A final journey that harkens back with some nostalgia and resonance to a previous era, when the steady beat of brightly-shod horses’ hooves often echoed along the country roads and lanes.
At a sedate walking pace the bright chesnut coloured Suffolk Punch, draws the solidly built country
harvest wagon, with ease and with little demand from his immense and understated strength.
The Suffolk punch takes all in his stride.
For those wishing for a final journey of note, consider the choice of horse-drawn funeral
carriages available. Like the heritage of our horses, the vehicles we offer are of a traditional
nature, fully reliable and maintained to a high standard. The heavy horse team notably

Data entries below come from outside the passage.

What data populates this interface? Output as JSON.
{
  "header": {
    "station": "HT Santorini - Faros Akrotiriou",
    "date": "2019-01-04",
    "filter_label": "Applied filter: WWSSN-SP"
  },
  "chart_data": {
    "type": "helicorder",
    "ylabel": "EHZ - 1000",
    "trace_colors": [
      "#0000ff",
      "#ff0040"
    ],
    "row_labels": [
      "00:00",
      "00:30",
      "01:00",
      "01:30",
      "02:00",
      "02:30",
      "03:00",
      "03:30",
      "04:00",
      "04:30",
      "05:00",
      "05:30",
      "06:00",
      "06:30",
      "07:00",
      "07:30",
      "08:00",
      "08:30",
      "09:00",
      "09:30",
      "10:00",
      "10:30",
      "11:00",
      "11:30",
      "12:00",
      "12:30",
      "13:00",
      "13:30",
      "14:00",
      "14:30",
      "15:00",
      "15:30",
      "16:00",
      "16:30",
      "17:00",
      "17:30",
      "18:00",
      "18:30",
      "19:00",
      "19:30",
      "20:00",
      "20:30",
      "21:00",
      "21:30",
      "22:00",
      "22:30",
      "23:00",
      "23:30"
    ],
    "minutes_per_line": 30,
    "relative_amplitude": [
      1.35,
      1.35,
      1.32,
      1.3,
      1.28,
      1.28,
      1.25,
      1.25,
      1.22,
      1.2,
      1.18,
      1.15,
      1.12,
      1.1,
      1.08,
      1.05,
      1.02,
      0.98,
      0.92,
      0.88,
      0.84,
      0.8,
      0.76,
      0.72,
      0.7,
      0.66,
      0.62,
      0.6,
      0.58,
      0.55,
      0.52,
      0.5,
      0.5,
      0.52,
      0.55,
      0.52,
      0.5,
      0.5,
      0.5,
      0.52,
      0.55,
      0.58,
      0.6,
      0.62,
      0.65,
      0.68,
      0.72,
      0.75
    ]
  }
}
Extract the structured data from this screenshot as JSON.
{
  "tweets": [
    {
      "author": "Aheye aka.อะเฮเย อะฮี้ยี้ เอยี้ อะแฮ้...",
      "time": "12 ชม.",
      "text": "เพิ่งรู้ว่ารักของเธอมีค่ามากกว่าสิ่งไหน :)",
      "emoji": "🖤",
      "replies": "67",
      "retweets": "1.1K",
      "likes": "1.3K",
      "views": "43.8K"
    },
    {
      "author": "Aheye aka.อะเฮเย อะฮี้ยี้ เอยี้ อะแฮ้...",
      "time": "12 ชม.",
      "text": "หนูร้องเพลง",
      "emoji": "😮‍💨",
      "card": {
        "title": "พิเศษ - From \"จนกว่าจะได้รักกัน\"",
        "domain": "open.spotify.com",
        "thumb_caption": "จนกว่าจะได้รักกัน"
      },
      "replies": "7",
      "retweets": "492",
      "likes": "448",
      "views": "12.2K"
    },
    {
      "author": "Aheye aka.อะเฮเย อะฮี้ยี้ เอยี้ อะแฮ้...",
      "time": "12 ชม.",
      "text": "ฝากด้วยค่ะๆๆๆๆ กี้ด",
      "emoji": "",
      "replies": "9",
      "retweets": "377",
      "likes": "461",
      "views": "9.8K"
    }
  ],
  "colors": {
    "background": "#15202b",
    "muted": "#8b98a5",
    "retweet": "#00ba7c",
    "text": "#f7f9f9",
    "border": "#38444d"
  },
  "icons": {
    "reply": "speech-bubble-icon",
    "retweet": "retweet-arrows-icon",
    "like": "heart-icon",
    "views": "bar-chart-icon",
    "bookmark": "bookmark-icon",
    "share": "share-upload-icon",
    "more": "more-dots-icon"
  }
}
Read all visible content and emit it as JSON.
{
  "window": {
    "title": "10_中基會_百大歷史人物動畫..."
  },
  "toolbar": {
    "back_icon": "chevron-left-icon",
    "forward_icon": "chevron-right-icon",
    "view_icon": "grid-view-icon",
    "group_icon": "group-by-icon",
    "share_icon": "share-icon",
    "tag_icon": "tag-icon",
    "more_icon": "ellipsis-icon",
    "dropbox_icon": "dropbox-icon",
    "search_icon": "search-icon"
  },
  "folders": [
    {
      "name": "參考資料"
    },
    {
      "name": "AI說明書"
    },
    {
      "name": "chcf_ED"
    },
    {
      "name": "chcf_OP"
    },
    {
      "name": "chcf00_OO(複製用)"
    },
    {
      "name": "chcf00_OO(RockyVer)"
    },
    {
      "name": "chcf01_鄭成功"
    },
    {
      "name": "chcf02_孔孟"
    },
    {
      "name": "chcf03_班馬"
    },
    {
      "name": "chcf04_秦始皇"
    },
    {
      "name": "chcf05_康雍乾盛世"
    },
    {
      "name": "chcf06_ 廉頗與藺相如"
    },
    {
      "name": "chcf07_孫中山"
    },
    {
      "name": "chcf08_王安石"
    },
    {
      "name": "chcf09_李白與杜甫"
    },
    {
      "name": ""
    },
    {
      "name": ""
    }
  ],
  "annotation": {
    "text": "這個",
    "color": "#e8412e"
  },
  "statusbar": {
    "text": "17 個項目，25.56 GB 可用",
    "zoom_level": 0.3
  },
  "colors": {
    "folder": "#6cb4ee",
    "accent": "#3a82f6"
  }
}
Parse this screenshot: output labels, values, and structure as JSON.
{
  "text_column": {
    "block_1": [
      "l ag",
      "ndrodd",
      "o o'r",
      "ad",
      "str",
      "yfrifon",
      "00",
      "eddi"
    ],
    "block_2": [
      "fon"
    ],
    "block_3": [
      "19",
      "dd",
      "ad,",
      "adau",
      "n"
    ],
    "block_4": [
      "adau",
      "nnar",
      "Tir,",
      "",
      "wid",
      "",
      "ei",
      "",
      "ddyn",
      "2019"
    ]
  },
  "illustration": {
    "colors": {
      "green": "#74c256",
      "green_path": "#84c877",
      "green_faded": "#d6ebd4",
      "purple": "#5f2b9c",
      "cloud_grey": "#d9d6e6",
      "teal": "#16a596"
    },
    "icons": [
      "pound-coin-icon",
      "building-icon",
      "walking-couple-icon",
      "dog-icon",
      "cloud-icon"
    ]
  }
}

attends various country shows where the horses and the wagons display and compete
to promote the skills of heavy horsemanship.
Our ‘final journey’ horse-drawn transport is available to all funeral homes and service
providers. Should you wish to engage us, your funeral service provider can arrange this for you or you can contact us directly.
The ‘Winfarthing wagon’ illustrated in its blue and red livery, is a harvest wagon
most chosen as it conveys a distinct deference to those who were of the countryside.
The ‘Kilverstone wagon’ is a harvest wagon, with plain varnished wood, of a
robust build and great presence.
The ‘Timber wagon’ is a very simple but effective wagon, its original purpose being
to transport lengths of timber and trees.
The horse-drawn omnibus from the turn of the 20th century provides sheltered transport
for six, whilst the Charabanc, of a similar era, provides uncovered transport for up to sixteen.
The Suffolk Horse is the oldest native breed of heavy horse in Great Britain, the recognised stallion
forebear for which was Crisp’s horse of Ufford foaled in 1768. Always chesnut
(traditional spelling) in colour the resplendent Suffolk is a mighty horse with exceptional
‘pulling power’, docile temperament, endurance and willingness to work and please.
Whilst Suffolks powered the East Anglian countryside in the age of the horse, and served faithfully
too, numbers since the advent of mechanization in the late 1940s and 1950s saw a dramatic decline
and the breed was in danger of being lost. In the early 1990s there were in the region of just 200
pure bred Suffolks left. A new enthusiasm for what is rightfully the living icon of East Anglia has
resulted in numbers steadily increasing with now some 500 British pure breed Suffolks evident.